Material supplied:
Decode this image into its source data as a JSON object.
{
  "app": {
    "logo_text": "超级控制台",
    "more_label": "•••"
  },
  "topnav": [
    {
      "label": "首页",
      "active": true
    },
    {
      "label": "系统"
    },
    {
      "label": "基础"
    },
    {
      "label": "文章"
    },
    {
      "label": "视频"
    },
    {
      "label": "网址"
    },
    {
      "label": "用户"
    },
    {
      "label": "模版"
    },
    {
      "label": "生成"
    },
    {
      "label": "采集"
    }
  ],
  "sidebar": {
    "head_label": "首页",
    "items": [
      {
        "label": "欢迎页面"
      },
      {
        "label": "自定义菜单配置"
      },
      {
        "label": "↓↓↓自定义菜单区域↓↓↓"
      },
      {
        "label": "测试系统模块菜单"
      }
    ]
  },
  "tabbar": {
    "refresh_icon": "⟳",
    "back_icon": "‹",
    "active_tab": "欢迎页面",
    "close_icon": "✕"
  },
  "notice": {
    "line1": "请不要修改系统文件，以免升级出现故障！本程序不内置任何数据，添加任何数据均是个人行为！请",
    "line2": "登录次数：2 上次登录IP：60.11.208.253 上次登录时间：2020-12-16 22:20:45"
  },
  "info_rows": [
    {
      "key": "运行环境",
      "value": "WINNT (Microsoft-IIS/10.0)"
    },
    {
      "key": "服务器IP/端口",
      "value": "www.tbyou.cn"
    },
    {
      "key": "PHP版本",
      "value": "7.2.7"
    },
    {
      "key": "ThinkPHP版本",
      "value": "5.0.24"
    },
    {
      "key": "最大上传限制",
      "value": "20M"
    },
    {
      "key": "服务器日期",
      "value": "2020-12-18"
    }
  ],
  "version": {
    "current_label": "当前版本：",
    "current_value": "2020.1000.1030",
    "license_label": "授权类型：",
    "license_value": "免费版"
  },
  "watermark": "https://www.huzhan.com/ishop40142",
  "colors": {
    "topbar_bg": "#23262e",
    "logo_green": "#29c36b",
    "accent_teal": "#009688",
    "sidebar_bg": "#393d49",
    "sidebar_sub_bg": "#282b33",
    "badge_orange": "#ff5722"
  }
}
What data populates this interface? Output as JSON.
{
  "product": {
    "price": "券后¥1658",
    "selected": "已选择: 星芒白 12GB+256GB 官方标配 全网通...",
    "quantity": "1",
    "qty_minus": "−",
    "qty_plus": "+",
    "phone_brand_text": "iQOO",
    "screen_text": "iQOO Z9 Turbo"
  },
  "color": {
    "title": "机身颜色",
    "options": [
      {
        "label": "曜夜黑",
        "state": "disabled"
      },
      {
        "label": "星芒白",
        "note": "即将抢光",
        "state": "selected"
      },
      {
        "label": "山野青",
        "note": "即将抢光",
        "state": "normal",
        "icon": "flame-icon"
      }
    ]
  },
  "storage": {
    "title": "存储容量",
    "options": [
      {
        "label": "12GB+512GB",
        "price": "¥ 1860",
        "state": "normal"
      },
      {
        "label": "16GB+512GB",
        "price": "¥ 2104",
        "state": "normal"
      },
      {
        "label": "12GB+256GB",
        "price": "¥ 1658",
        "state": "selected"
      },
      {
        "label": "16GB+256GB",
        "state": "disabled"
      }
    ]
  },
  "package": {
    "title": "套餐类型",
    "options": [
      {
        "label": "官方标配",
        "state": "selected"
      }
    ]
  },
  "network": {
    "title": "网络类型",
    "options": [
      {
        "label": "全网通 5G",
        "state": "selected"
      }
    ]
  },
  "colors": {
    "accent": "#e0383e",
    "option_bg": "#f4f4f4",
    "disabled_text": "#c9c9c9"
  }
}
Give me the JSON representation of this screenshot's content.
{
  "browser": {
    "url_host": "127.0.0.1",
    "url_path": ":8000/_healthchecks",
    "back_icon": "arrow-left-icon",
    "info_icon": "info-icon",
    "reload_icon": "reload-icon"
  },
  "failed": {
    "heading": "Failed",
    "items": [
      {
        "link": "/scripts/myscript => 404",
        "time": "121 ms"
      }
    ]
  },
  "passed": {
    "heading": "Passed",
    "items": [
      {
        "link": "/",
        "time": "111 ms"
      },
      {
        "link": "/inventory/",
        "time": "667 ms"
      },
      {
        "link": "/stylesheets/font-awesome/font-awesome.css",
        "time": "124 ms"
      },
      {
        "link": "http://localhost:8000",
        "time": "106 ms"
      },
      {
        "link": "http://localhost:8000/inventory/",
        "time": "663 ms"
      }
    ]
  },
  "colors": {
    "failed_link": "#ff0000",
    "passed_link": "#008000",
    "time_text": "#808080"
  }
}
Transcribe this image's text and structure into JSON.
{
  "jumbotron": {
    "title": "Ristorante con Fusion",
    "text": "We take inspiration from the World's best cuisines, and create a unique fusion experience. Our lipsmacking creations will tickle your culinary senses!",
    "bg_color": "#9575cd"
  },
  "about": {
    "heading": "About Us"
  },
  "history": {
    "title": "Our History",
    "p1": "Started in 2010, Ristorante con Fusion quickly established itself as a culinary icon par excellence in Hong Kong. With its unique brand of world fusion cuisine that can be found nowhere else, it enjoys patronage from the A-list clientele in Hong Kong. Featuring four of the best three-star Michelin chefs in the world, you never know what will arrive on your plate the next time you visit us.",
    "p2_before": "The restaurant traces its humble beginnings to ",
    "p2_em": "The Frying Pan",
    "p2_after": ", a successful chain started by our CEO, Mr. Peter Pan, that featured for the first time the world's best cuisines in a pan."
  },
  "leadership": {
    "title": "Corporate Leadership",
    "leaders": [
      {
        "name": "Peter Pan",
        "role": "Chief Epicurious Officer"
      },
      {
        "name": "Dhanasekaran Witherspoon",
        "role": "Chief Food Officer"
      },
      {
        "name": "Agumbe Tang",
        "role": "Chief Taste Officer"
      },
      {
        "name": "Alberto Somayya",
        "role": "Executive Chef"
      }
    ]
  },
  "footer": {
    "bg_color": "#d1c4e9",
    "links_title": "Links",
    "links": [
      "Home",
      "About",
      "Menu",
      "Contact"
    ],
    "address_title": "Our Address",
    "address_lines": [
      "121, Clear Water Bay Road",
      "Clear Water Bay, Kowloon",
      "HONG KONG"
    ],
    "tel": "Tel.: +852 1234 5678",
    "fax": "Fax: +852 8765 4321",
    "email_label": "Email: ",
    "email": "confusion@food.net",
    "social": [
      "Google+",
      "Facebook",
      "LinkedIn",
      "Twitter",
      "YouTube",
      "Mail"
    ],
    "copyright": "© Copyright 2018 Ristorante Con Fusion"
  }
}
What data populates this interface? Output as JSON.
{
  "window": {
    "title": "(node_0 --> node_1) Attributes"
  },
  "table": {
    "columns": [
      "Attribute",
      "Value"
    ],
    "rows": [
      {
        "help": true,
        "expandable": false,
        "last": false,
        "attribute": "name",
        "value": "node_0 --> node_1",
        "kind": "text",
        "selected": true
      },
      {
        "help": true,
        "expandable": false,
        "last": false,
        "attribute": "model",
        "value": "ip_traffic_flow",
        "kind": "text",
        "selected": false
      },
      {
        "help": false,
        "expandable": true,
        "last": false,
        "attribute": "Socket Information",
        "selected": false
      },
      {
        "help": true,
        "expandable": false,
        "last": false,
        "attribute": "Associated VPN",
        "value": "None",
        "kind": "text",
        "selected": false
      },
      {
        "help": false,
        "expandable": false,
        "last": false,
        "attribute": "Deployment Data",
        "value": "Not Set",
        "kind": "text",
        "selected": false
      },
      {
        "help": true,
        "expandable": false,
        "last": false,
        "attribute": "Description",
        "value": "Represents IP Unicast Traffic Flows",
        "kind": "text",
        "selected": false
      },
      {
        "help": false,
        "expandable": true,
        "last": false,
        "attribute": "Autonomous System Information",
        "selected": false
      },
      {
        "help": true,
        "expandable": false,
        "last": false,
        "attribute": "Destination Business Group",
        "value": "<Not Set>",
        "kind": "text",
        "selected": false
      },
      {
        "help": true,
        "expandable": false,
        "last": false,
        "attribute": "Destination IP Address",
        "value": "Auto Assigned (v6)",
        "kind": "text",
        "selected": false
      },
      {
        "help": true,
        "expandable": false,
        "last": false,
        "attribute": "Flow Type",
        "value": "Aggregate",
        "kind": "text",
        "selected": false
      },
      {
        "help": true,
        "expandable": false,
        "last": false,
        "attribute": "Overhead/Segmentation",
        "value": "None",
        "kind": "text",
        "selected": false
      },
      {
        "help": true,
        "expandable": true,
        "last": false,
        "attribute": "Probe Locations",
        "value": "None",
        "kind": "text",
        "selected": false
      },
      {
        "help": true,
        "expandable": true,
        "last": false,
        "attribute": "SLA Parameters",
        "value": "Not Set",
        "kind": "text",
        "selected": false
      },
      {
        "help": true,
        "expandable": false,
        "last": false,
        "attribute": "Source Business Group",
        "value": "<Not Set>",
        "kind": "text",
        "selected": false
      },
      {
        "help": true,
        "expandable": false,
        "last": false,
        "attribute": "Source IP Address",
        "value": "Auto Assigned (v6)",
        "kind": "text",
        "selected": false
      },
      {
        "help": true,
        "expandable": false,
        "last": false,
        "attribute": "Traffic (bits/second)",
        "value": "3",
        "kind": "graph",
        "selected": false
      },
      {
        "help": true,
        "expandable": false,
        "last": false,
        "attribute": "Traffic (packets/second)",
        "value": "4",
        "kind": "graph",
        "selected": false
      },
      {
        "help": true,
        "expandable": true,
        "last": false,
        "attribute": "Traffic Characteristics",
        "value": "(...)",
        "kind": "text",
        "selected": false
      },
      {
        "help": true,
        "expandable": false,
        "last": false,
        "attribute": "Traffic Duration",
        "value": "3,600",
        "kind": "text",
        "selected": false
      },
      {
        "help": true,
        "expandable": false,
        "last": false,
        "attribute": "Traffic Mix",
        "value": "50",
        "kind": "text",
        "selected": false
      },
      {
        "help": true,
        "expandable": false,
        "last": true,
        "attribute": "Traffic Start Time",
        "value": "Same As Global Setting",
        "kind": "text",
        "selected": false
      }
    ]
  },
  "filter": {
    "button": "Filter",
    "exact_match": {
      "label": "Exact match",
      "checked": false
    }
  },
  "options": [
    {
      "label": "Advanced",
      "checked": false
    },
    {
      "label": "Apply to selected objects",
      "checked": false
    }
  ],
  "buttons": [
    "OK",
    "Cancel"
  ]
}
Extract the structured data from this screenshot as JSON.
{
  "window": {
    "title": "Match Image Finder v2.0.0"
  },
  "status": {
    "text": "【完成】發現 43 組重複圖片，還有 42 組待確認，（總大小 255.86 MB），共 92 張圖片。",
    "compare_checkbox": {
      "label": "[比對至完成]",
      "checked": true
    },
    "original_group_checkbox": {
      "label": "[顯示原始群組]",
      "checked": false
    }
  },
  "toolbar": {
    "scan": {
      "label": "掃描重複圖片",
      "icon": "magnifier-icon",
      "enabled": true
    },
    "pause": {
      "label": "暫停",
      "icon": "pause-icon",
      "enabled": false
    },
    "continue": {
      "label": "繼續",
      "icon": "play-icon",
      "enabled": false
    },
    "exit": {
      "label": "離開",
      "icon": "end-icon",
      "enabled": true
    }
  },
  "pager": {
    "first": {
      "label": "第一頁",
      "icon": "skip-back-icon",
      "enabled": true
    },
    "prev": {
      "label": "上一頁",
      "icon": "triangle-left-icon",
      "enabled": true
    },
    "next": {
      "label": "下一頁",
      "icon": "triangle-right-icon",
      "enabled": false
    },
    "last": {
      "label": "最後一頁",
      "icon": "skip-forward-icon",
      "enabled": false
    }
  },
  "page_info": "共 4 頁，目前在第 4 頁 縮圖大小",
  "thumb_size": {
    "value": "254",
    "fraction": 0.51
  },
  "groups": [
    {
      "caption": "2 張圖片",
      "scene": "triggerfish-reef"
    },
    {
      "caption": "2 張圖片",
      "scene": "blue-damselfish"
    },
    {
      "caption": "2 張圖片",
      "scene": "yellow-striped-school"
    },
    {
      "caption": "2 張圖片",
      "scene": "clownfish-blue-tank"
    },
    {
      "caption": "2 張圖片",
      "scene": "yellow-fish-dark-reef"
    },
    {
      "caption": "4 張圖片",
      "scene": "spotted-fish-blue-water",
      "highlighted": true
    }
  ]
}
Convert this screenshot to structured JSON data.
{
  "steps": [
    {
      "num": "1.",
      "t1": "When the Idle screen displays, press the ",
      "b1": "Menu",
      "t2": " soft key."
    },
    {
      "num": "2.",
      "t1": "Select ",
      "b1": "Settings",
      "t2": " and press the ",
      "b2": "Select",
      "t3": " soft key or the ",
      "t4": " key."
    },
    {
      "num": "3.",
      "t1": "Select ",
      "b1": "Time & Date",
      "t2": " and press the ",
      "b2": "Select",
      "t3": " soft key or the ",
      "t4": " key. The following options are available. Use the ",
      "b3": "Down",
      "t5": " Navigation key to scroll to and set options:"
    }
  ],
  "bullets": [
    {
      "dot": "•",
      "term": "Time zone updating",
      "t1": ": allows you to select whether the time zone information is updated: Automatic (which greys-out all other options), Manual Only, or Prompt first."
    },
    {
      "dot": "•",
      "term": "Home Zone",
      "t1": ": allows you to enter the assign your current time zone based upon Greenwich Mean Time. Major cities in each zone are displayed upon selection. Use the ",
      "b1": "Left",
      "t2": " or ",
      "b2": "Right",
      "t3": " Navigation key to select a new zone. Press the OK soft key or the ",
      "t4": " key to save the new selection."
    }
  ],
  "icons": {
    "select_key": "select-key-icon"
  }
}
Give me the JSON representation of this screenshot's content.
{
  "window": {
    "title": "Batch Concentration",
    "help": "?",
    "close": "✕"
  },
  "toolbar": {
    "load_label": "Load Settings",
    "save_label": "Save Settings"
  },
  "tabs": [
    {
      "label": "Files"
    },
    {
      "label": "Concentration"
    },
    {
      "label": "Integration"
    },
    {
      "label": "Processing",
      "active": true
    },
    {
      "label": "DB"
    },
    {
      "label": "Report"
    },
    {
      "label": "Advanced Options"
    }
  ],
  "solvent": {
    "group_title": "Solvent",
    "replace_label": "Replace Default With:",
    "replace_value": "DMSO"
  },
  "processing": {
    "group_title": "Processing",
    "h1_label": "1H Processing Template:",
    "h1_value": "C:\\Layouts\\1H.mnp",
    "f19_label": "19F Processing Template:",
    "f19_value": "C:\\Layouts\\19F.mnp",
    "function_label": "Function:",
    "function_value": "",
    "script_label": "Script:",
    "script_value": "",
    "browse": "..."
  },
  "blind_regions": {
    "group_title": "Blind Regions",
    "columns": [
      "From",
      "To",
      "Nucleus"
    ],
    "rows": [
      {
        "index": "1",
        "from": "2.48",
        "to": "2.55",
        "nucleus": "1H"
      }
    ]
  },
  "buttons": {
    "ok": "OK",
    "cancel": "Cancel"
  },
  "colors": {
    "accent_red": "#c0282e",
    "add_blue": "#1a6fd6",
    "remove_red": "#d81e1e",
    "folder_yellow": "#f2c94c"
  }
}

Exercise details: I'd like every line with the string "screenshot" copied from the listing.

Exercise result:
Give me the JSON representation of this screenshot's content.
Extract the structured data from this screenshot as JSON.
Convert this screenshot to structured JSON data.
Give me the JSON representation of this screenshot's content.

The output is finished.